─── Extracted data

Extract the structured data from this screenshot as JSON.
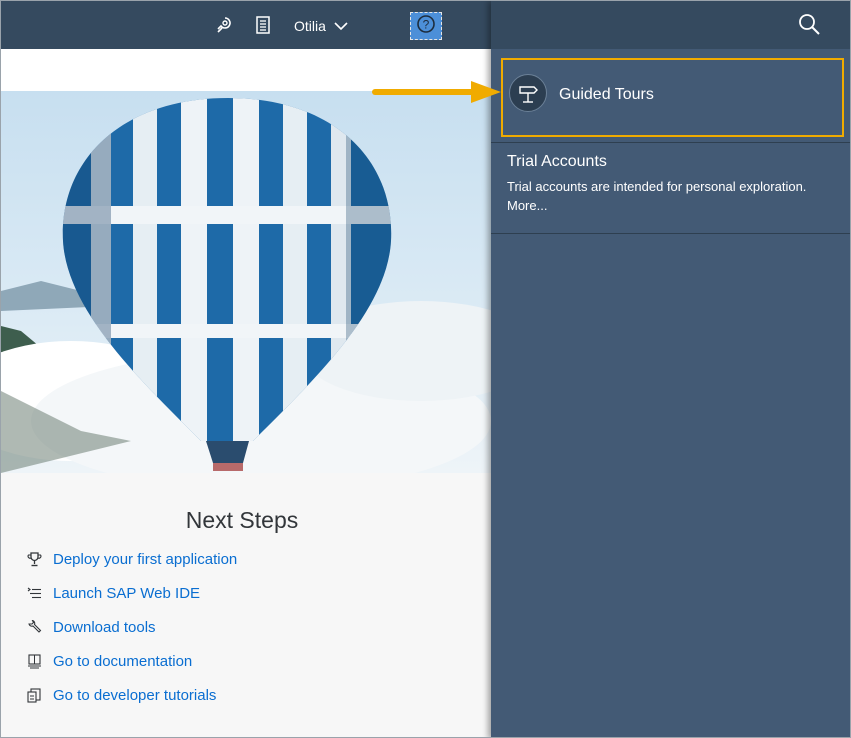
{
  "shellbar": {
    "user_name": "Otilia",
    "icons": [
      "notifications-icon",
      "notes-icon",
      "chevron-down-icon",
      "help-icon"
    ]
  },
  "help_panel": {
    "search_icon": "search-icon",
    "guided_tours": {
      "label": "Guided Tours",
      "icon": "signpost-icon"
    },
    "trial": {
      "title": "Trial Accounts",
      "description": "Trial accounts are intended for personal exploration.",
      "more_link": "More..."
    }
  },
  "next_steps": {
    "title": "Next Steps",
    "items": [
      {
        "label": "Deploy your first application",
        "icon": "trophy-icon"
      },
      {
        "label": "Launch SAP Web IDE",
        "icon": "code-list-icon"
      },
      {
        "label": "Download tools",
        "icon": "wrench-icon"
      },
      {
        "label": "Go to documentation",
        "icon": "book-icon"
      },
      {
        "label": "Go to developer tutorials",
        "icon": "tutorial-icon"
      }
    ]
  },
  "colors": {
    "shell": "#354a5f",
    "panel": "#435a75",
    "link": "#0a6ed1",
    "highlight": "#f0ab00",
    "help_active": "#4c8fd8"
  }
}
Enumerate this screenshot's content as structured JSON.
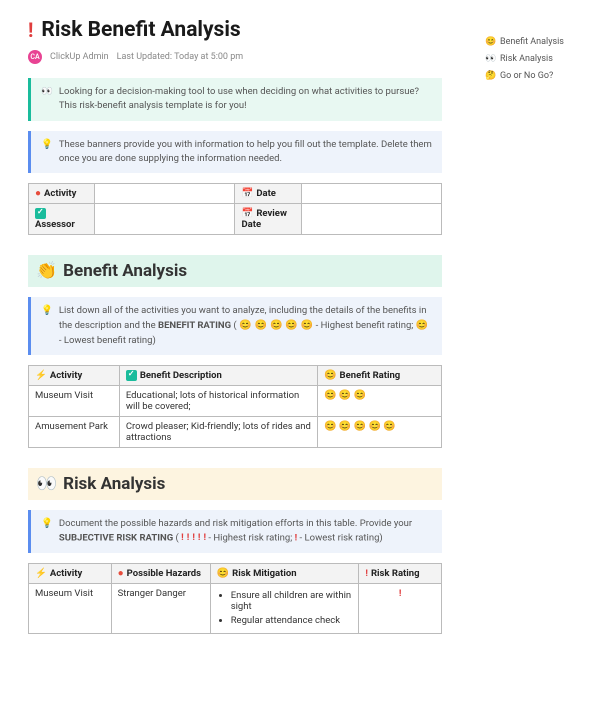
{
  "title": "Risk Benefit Analysis",
  "meta": {
    "author": "ClickUp Admin",
    "updated": "Last Updated: Today at 5:00 pm"
  },
  "sidebar": [
    {
      "icon": "😊",
      "label": "Benefit Analysis"
    },
    {
      "icon": "👀",
      "label": "Risk Analysis"
    },
    {
      "icon": "🤔",
      "label": "Go or No Go?"
    }
  ],
  "banner1": "Looking for a decision-making tool to use when deciding on what activities to pursue? This risk-benefit analysis template is for you!",
  "banner2": "These banners provide you with information to help you fill out the template. Delete them once you are done supplying the information needed.",
  "headerTable": {
    "activity": "Activity",
    "date": "Date",
    "assessor": "Assessor",
    "review": "Review Date"
  },
  "benefit": {
    "heading": "Benefit Analysis",
    "banner_a": "List down all of the activities you want to analyze, including the details of the benefits in the description and the ",
    "banner_b": "BENEFIT RATING",
    "banner_c": " - Highest benefit rating; ",
    "banner_d": " - Lowest benefit rating)",
    "cols": {
      "activity": "Activity",
      "desc": "Benefit Description",
      "rating": "Benefit Rating"
    },
    "rows": [
      {
        "activity": "Museum Visit",
        "desc": "Educational; lots of historical information will be covered;",
        "rating": 3
      },
      {
        "activity": "Amusement Park",
        "desc": "Crowd pleaser; Kid-friendly; lots of rides and attractions",
        "rating": 5
      }
    ]
  },
  "risk": {
    "heading": "Risk Analysis",
    "banner_a": "Document the possible hazards and risk mitigation efforts in this table. Provide your ",
    "banner_b": "SUBJECTIVE RISK RATING",
    "banner_c": " - Highest risk rating; ",
    "banner_d": " - Lowest risk rating)",
    "cols": {
      "activity": "Activity",
      "hazards": "Possible Hazards",
      "mitigation": "Risk Mitigation",
      "rating": "Risk Rating"
    },
    "rows": [
      {
        "activity": "Museum Visit",
        "hazards": "Stranger Danger",
        "mitigation": [
          "Ensure all children are within sight",
          "Regular attendance check"
        ],
        "rating": 1
      }
    ]
  },
  "chart_data": {
    "type": "table",
    "title": "Risk Benefit Analysis",
    "benefit_table": {
      "columns": [
        "Activity",
        "Benefit Description",
        "Benefit Rating (1-5)"
      ],
      "rows": [
        [
          "Museum Visit",
          "Educational; lots of historical information will be covered;",
          3
        ],
        [
          "Amusement Park",
          "Crowd pleaser; Kid-friendly; lots of rides and attractions",
          5
        ]
      ]
    },
    "risk_table": {
      "columns": [
        "Activity",
        "Possible Hazards",
        "Risk Mitigation",
        "Risk Rating (1-5)"
      ],
      "rows": [
        [
          "Museum Visit",
          "Stranger Danger",
          "Ensure all children are within sight; Regular attendance check",
          1
        ]
      ]
    }
  }
}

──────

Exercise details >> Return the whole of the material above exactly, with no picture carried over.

Result >>
Extract the structured data from this screenshot as JSON.
{
  "shellbar": {
    "user_name": "Otilia",
    "icons": [
      "notifications-icon",
      "notes-icon",
      "chevron-down-icon",
      "help-icon"
    ]
  },
  "help_panel": {
    "search_icon": "search-icon",
    "guided_tours": {
      "label": "Guided Tours",
      "icon": "signpost-icon"
    },
    "trial": {
      "title": "Trial Accounts",
      "description": "Trial accounts are intended for personal exploration.",
      "more_link": "More..."
    }
  },
  "next_steps": {
    "title": "Next Steps",
    "items": [
      {
        "label": "Deploy your first application",
        "icon": "trophy-icon"
      },
      {
        "label": "Launch SAP Web IDE",
        "icon": "code-list-icon"
      },
      {
        "label": "Download tools",
        "icon": "wrench-icon"
      },
      {
        "label": "Go to documentation",
        "icon": "book-icon"
      },
      {
        "label": "Go to developer tutorials",
        "icon": "tutorial-icon"
      }
    ]
  },
  "colors": {
    "shell": "#354a5f",
    "panel": "#435a75",
    "link": "#0a6ed1",
    "highlight": "#f0ab00",
    "help_active": "#4c8fd8"
  }
}
Enumerate this screenshot's content as structured JSON.
{
  "title": "Risk Benefit Analysis",
  "meta": {
    "author": "ClickUp Admin",
    "updated": "Last Updated: Today at 5:00 pm"
  },
  "sidebar": [
    {
      "icon": "😊",
      "label": "Benefit Analysis"
    },
    {
      "icon": "👀",
      "label": "Risk Analysis"
    },
    {
      "icon": "🤔",
      "label": "Go or No Go?"
    }
  ],
  "banner1": "Looking for a decision-making tool to use when deciding on what activities to pursue? This risk-benefit analysis template is for you!",
  "banner2": "These banners provide you with information to help you fill out the template. Delete them once you are done supplying the information needed.",
  "headerTable": {
    "activity": "Activity",
    "date": "Date",
    "assessor": "Assessor",
    "review": "Review Date"
  },
  "benefit": {
    "heading": "Benefit Analysis",
    "banner_a": "List down all of the activities you want to analyze, including the details of the benefits in the description and the ",
    "banner_b": "BENEFIT RATING",
    "banner_c": " - Highest benefit rating; ",
    "banner_d": " - Lowest benefit rating)",
    "cols": {
      "activity": "Activity",
      "desc": "Benefit Description",
      "rating": "Benefit Rating"
    },
    "rows": [
      {
        "activity": "Museum Visit",
        "desc": "Educational; lots of historical information will be covered;",
        "rating": 3
      },
      {
        "activity": "Amusement Park",
        "desc": "Crowd pleaser; Kid-friendly; lots of rides and attractions",
        "rating": 5
      }
    ]
  },
  "risk": {
    "heading": "Risk Analysis",
    "banner_a": "Document the possible hazards and risk mitigation efforts in this table. Provide your ",
    "banner_b": "SUBJECTIVE RISK RATING",
    "banner_c": " - Highest risk rating; ",
    "banner_d": " - Lowest risk rating)",
    "cols": {
      "activity": "Activity",
      "hazards": "Possible Hazards",
      "mitigation": "Risk Mitigation",
      "rating": "Risk Rating"
    },
    "rows": [
      {
        "activity": "Museum Visit",
        "hazards": "Stranger Danger",
        "mitigation": [
          "Ensure all children are within sight",
          "Regular attendance check"
        ],
        "rating": 1
      }
    ]
  },
  "chart_data": {
    "type": "table",
    "title": "Risk Benefit Analysis",
    "benefit_table": {
      "columns": [
        "Activity",
        "Benefit Description",
        "Benefit Rating (1-5)"
      ],
      "rows": [
        [
          "Museum Visit",
          "Educational; lots of historical information will be covered;",
          3
        ],
        [
          "Amusement Park",
          "Crowd pleaser; Kid-friendly; lots of rides and attractions",
          5
        ]
      ]
    },
    "risk_table": {
      "columns": [
        "Activity",
        "Possible Hazards",
        "Risk Mitigation",
        "Risk Rating (1-5)"
      ],
      "rows": [
        [
          "Museum Visit",
          "Stranger Danger",
          "Ensure all children are within sight; Regular attendance check",
          1
        ]
      ]
    }
  }
}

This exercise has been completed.